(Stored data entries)
------

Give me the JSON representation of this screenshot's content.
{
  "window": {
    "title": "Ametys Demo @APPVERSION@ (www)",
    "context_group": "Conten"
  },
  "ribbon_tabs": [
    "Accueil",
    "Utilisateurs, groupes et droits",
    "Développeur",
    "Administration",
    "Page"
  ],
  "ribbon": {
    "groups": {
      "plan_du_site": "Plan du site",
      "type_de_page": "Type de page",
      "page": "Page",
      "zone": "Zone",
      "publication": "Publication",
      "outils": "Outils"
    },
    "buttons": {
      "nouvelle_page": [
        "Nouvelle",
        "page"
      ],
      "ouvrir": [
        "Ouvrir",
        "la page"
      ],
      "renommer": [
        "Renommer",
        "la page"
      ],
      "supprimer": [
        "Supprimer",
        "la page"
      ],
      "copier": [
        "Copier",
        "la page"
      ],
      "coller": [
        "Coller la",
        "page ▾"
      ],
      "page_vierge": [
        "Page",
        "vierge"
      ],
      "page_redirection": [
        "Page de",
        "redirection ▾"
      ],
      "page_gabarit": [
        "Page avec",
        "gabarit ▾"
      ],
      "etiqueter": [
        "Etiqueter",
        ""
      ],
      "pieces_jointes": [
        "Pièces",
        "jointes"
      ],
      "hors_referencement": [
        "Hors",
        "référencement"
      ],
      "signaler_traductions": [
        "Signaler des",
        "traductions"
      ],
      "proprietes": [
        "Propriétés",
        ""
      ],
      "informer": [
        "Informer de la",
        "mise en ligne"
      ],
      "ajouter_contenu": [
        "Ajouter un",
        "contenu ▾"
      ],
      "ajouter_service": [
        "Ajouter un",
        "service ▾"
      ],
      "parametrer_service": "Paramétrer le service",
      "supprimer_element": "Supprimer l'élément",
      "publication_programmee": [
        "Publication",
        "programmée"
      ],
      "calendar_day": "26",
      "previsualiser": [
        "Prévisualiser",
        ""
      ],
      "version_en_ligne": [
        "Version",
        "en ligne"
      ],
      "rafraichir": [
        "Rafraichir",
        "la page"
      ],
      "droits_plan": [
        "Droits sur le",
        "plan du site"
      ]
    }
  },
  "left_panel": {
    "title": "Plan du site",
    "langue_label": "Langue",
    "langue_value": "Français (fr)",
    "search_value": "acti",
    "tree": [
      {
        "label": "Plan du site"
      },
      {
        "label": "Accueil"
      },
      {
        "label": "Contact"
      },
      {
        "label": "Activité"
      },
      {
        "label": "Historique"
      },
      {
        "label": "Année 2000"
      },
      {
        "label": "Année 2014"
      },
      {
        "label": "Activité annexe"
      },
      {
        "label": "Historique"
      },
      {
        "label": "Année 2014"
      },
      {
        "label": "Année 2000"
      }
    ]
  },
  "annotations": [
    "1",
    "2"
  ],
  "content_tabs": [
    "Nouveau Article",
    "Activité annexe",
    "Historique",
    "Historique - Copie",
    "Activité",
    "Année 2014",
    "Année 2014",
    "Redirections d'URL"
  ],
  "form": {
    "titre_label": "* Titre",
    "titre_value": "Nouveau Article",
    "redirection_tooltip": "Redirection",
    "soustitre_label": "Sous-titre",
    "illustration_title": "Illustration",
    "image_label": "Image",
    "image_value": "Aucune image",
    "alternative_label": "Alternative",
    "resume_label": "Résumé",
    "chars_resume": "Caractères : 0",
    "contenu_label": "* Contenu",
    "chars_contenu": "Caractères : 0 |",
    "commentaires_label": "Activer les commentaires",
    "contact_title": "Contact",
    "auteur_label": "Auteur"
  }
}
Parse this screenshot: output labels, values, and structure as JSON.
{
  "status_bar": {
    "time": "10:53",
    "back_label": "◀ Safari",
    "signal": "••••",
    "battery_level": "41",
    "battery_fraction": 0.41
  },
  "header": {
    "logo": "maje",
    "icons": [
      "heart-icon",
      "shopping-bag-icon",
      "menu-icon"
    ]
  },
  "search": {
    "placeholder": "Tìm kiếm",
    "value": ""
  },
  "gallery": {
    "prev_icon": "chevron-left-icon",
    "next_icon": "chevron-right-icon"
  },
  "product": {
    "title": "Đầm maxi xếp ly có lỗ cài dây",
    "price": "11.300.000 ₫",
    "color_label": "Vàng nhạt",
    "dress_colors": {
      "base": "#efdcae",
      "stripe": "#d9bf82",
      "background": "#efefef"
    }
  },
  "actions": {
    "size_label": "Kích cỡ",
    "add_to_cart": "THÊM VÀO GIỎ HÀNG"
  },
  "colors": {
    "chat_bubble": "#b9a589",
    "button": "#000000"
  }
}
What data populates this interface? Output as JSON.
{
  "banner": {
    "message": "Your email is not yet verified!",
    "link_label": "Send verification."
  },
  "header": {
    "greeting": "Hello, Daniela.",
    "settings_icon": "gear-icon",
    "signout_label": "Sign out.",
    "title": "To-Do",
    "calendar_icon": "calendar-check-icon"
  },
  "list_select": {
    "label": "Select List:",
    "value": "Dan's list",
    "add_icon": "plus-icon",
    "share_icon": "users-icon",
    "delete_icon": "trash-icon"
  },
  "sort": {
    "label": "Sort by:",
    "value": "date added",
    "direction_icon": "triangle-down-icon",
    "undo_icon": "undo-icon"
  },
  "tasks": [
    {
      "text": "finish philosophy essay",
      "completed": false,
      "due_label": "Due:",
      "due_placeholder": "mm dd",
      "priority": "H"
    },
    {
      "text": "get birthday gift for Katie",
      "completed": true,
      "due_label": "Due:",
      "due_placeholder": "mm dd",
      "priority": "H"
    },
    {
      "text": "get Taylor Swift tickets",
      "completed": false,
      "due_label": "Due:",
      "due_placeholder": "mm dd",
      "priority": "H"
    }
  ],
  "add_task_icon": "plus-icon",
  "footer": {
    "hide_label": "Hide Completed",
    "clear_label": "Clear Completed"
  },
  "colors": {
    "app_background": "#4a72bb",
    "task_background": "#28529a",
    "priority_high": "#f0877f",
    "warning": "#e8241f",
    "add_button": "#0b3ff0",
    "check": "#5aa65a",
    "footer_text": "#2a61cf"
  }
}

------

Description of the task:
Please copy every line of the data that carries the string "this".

Exercise output:
Give me the JSON representation of this screenshot's content.
Parse this screenshot: output labels, values, and structure as JSON.
What data populates this interface? Output as JSON.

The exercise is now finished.